PROVIDED INFORMATION Block Start

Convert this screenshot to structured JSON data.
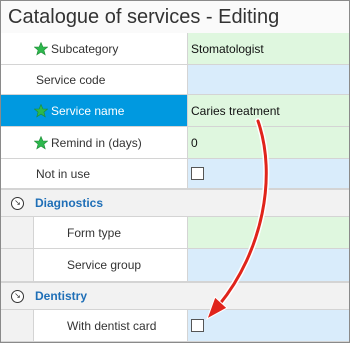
{
  "window": {
    "title": "Catalogue of services - Editing"
  },
  "fields": {
    "subcategory": {
      "label": "Subcategory",
      "value": "Stomatologist"
    },
    "service_code": {
      "label": "Service code",
      "value": ""
    },
    "service_name": {
      "label": "Service name",
      "value": "Caries treatment"
    },
    "remind_in": {
      "label": "Remind in (days)",
      "value": "0"
    },
    "not_in_use": {
      "label": "Not in use",
      "checked": false
    }
  },
  "groups": {
    "diagnostics": {
      "label": "Diagnostics",
      "form_type": {
        "label": "Form type",
        "value": ""
      },
      "service_group": {
        "label": "Service group",
        "value": ""
      }
    },
    "dentistry": {
      "label": "Dentistry",
      "with_dentist_card": {
        "label": "With dentist card",
        "checked": false
      }
    }
  },
  "colors": {
    "required_star": "#2db84d",
    "selected_row": "#0099e0",
    "group_label": "#1f6fb7",
    "arrow": "#e0241b",
    "value_green": "#dff7df",
    "value_blue": "#d9ecfb"
  },
  "icons": {
    "required": "green-star-icon",
    "group_toggle": "collapse-circle-icon"
  }
}
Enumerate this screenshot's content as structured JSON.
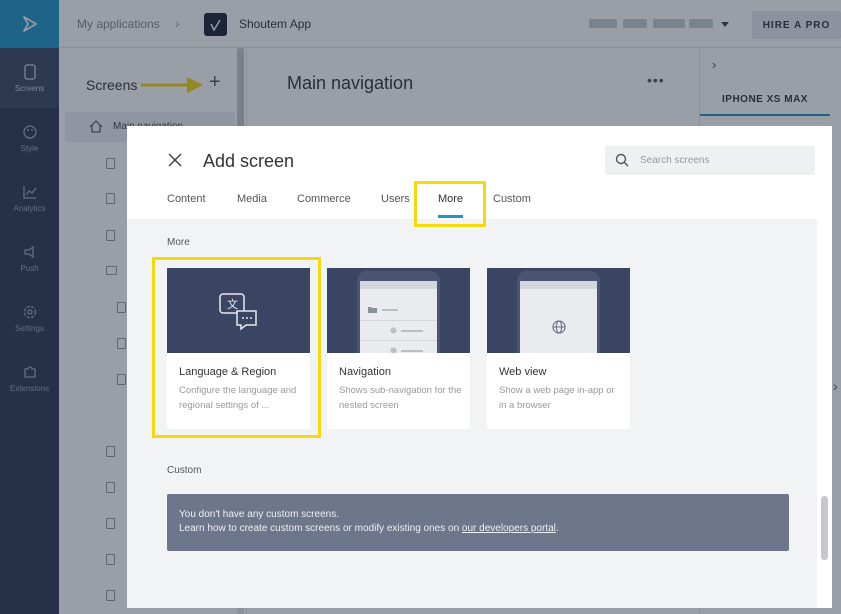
{
  "topbar": {
    "breadcrumb": "My applications",
    "separator": "›",
    "app_name": "Shoutem App",
    "hire_button": "HIRE A PRO"
  },
  "leftnav": {
    "items": [
      {
        "label": "Screens",
        "icon": "screens-icon"
      },
      {
        "label": "Style",
        "icon": "palette-icon"
      },
      {
        "label": "Analytics",
        "icon": "chart-icon"
      },
      {
        "label": "Push",
        "icon": "push-icon"
      },
      {
        "label": "Settings",
        "icon": "gear-icon"
      },
      {
        "label": "Extensions",
        "icon": "puzzle-icon"
      }
    ]
  },
  "screens_panel": {
    "title": "Screens",
    "add": "+",
    "main_item": "Main navigation"
  },
  "main": {
    "title": "Main navigation",
    "more": "•••"
  },
  "preview": {
    "chevron": "›",
    "device": "IPHONE XS MAX",
    "next": "›"
  },
  "modal": {
    "title": "Add screen",
    "search_placeholder": "Search screens",
    "tabs": [
      "Content",
      "Media",
      "Commerce",
      "Users",
      "More",
      "Custom"
    ],
    "active_tab": "More",
    "more_section": "More",
    "cards": [
      {
        "title": "Language & Region",
        "desc": "Configure the language and regional settings of ..."
      },
      {
        "title": "Navigation",
        "desc": "Shows sub-navigation for the nested screen"
      },
      {
        "title": "Web view",
        "desc": "Show a web page in-app or in a browser"
      }
    ],
    "custom_section": "Custom",
    "custom_info_line1": "You don't have any custom screens.",
    "custom_info_line2": "Learn how to create custom screens or modify existing ones on ",
    "custom_info_link": "our developers portal",
    "custom_info_end": "."
  },
  "colors": {
    "accent": "#1e95c8",
    "nav_bg": "#2d3a55",
    "highlight": "#f5d90a"
  }
}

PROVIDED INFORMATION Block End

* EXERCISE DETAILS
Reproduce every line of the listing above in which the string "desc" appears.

* FINISHED EXERCISE
        "desc": "Configure the language and regional settings of ..."
        "desc": "Shows sub-navigation for the nested screen"
        "desc": "Show a web page in-app or in a browser"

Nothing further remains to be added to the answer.